What needs to be done:
Among the records, how many lines carry the string "name"? Give that number with nothing added.

Raw data:

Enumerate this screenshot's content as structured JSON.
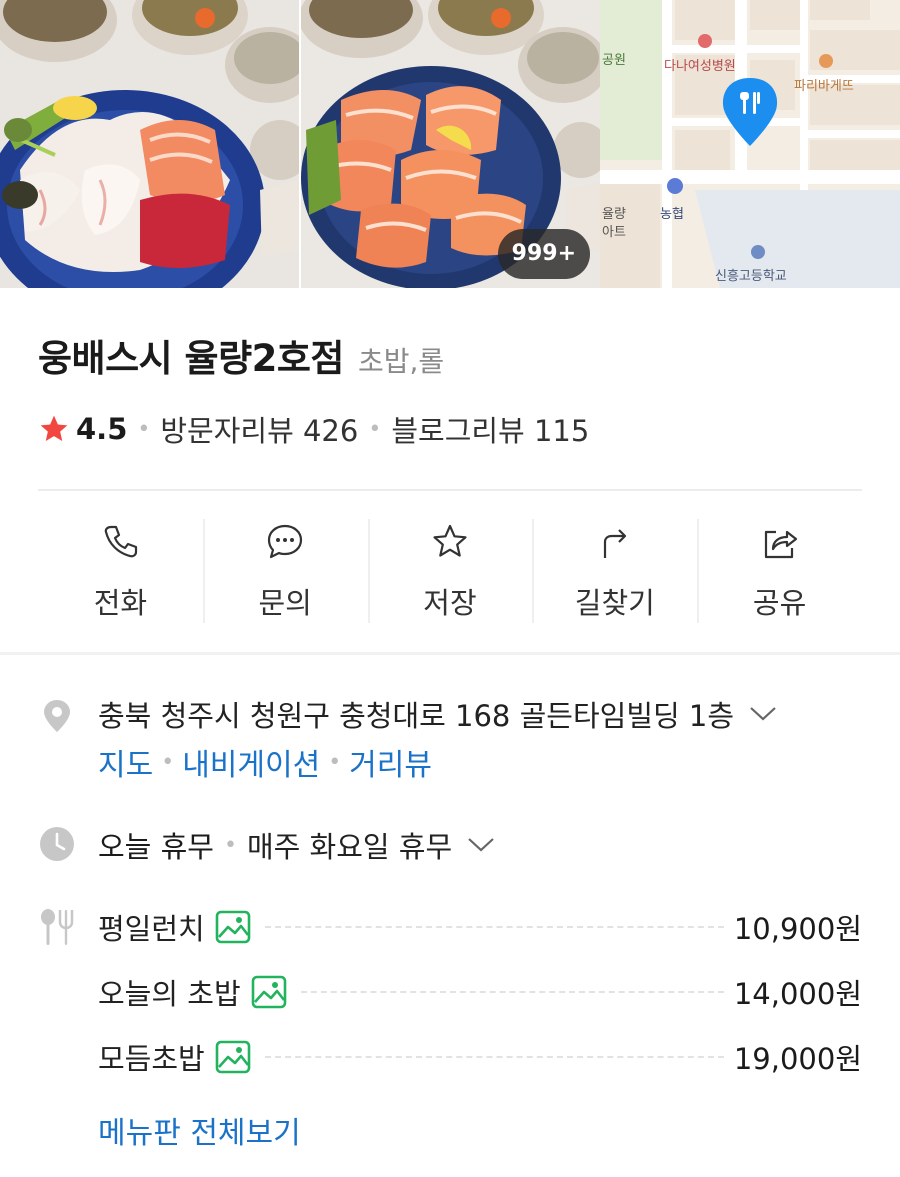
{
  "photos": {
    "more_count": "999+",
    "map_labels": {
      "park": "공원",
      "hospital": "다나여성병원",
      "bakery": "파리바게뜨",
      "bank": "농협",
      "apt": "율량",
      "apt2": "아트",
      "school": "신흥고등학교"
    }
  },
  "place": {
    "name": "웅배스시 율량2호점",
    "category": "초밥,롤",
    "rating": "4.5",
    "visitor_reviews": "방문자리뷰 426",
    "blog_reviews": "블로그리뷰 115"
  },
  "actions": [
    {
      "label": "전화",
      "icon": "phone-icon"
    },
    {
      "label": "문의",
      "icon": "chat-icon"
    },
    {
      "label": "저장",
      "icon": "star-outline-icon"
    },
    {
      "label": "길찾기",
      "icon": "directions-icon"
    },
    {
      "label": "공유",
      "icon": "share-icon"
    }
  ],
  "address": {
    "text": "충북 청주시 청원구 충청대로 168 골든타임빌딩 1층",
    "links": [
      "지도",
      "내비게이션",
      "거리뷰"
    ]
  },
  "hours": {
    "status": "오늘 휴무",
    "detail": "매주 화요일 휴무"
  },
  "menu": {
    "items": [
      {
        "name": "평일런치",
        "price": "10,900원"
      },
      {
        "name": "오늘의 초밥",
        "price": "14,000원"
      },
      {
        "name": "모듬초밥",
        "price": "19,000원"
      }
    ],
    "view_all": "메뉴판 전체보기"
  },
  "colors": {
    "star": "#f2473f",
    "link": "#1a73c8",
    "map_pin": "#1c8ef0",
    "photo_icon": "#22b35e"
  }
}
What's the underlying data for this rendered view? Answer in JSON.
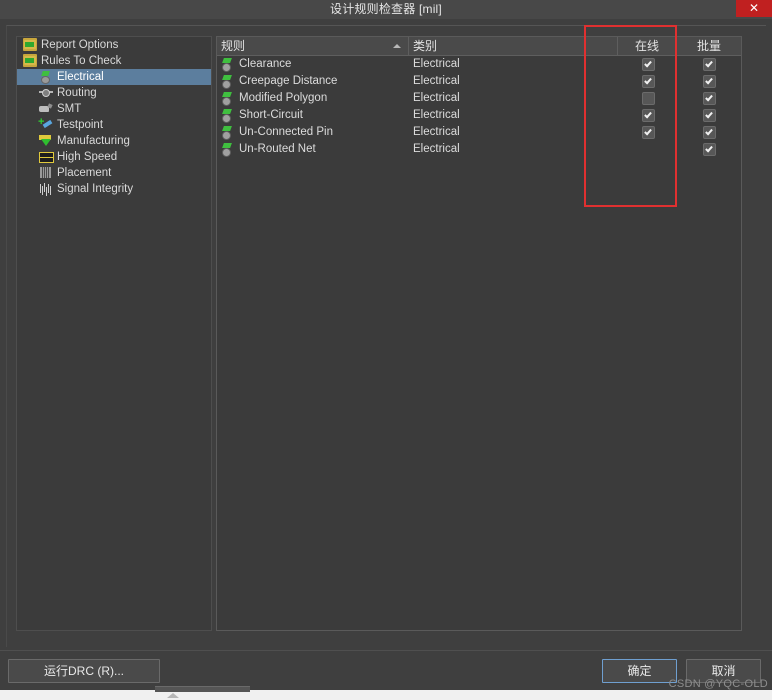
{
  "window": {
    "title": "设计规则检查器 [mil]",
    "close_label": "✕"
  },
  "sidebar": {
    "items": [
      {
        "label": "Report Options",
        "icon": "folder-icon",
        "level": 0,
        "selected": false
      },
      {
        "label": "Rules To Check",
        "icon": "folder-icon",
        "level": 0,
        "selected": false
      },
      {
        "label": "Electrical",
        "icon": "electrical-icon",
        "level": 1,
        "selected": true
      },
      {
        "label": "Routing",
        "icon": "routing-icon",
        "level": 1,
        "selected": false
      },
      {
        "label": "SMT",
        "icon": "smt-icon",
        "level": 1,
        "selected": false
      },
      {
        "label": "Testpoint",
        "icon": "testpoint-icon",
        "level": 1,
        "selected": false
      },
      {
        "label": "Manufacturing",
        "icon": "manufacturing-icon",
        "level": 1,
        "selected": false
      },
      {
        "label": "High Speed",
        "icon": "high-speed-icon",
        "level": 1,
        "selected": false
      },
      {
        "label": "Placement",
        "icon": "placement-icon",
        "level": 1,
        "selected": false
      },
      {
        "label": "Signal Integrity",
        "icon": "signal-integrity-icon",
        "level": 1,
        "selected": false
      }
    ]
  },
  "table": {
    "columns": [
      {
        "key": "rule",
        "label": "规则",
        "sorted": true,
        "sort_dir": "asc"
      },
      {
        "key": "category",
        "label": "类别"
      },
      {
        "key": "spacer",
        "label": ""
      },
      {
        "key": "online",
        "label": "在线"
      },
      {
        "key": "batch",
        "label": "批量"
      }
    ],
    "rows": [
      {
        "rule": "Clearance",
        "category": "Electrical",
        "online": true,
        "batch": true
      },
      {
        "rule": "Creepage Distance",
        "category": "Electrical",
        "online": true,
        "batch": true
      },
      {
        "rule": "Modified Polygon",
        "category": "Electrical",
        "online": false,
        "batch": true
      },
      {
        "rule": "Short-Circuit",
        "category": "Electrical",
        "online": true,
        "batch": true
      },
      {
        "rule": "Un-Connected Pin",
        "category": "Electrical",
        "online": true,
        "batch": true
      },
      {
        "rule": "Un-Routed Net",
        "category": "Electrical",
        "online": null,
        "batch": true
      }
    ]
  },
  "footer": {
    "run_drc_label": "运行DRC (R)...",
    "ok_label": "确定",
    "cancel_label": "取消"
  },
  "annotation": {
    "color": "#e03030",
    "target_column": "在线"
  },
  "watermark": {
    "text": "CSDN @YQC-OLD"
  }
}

Response for this exercise:
4